=== Your objective ===
What lines in the records below contain the string "fraction"? Copy every one.

=== Working data ===
━━━━━━━━━━━━━━━━━━━━

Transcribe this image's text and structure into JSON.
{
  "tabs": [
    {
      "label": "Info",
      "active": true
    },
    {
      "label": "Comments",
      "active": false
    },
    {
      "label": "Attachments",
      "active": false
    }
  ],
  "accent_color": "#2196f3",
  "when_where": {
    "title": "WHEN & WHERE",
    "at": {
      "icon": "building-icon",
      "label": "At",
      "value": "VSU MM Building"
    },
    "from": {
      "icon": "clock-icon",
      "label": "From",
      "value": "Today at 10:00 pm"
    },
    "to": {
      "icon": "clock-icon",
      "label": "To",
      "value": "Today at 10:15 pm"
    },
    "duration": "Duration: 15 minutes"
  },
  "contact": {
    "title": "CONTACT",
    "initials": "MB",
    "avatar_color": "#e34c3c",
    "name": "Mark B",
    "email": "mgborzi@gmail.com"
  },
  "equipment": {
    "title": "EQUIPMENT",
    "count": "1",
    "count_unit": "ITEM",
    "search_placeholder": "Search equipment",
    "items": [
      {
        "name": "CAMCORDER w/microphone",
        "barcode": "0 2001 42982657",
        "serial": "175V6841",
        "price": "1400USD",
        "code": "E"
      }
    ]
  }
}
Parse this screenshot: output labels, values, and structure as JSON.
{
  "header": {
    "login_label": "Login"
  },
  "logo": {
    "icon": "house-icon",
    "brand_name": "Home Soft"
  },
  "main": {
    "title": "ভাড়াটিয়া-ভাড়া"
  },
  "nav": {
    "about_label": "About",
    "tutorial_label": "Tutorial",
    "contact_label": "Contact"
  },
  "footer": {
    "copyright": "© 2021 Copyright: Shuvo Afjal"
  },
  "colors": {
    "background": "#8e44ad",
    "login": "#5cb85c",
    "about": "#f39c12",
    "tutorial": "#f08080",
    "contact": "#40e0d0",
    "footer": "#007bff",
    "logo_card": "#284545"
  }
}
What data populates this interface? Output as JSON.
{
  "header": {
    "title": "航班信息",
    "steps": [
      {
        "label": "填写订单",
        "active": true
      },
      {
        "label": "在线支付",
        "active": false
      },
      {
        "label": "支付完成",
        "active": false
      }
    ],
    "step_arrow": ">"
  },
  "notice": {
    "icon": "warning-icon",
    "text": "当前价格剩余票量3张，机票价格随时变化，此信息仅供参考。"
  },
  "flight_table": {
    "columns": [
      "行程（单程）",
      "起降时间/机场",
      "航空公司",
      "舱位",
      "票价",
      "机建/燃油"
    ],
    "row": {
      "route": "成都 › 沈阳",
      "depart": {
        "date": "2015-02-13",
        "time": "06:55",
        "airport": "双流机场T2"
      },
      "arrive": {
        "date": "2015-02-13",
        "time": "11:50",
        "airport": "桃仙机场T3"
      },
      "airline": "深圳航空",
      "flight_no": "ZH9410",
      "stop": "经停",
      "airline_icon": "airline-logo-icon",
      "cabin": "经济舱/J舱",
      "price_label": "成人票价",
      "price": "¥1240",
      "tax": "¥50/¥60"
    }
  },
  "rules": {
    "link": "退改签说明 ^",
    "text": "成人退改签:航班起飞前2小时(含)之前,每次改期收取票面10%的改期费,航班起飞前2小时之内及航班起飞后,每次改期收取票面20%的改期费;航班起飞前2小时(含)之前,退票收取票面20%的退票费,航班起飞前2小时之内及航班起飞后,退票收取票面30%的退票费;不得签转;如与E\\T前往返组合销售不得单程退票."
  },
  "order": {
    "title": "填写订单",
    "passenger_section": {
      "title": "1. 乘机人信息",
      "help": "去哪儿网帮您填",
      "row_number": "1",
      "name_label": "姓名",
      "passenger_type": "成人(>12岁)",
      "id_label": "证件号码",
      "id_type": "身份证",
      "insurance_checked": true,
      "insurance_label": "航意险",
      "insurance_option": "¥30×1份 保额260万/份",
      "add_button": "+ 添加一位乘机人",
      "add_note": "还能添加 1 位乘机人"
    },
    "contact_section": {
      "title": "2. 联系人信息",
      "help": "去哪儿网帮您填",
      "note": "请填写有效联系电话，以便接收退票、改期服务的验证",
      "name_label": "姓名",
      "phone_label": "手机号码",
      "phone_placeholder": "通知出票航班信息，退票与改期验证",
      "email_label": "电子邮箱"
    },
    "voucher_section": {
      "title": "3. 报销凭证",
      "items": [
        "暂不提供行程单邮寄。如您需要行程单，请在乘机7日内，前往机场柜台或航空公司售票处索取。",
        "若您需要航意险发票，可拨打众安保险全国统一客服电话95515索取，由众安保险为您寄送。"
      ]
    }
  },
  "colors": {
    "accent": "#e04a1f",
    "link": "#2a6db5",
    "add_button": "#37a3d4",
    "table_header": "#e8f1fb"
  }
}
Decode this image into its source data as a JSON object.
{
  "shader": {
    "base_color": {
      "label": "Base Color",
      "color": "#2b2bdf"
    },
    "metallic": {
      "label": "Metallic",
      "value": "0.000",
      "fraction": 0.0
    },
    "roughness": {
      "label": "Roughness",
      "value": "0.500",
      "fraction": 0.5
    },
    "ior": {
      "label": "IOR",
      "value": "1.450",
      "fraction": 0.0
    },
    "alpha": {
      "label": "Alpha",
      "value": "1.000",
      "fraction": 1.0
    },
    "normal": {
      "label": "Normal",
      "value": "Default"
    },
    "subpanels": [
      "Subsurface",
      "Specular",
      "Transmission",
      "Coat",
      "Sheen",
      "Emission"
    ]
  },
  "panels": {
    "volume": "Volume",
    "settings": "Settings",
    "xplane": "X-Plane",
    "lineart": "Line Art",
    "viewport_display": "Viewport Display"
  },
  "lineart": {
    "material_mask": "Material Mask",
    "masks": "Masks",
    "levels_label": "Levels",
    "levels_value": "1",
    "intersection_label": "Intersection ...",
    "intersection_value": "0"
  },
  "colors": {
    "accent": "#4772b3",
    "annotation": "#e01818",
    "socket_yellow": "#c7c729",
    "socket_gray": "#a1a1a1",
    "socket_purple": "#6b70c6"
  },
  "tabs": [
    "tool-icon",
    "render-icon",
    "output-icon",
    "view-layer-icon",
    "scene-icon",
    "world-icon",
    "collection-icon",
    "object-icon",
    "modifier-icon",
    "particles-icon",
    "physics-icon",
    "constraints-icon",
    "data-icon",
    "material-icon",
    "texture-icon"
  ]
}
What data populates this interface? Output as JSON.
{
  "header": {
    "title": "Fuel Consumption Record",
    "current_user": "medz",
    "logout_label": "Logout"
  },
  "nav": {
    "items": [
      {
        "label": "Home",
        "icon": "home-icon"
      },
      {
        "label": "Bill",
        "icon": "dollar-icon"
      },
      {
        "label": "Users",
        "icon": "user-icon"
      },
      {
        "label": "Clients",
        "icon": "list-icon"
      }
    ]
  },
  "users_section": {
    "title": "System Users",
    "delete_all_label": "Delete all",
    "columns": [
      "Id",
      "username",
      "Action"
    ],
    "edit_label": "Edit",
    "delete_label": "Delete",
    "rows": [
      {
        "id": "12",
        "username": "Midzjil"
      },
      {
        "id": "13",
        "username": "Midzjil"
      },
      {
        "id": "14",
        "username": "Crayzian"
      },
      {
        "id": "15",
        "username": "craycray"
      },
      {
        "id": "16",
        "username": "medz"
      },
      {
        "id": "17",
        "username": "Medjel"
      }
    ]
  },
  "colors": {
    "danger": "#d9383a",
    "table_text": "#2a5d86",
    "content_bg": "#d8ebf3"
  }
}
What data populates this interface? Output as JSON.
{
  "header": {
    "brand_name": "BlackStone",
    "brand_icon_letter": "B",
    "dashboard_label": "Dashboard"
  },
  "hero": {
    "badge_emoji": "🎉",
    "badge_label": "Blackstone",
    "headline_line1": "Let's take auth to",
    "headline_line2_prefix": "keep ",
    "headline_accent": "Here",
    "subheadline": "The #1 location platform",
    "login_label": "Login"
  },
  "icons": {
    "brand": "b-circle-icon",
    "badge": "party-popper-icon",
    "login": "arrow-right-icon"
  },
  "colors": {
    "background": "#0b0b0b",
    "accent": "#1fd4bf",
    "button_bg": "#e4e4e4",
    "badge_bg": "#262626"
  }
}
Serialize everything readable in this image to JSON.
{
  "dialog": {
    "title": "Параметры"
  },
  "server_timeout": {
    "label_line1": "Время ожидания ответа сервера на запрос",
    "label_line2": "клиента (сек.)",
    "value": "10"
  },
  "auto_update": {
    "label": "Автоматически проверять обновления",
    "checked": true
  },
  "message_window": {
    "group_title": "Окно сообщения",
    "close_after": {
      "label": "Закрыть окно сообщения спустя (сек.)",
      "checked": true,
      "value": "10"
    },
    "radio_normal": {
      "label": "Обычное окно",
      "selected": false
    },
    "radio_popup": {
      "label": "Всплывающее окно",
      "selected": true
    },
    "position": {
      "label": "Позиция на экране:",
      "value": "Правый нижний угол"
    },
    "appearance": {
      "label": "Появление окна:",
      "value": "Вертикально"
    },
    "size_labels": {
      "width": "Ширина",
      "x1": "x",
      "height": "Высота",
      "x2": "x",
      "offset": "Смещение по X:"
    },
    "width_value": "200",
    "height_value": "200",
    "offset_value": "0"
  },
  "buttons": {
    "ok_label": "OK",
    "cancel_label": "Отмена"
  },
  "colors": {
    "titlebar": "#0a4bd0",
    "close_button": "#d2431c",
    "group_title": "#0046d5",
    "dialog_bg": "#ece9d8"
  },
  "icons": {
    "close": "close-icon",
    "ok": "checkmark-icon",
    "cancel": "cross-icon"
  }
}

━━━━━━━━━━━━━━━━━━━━

=== Exercise answer ===
      "fraction": 0.0
      "fraction": 0.5
      "fraction": 0.0
      "fraction": 1.0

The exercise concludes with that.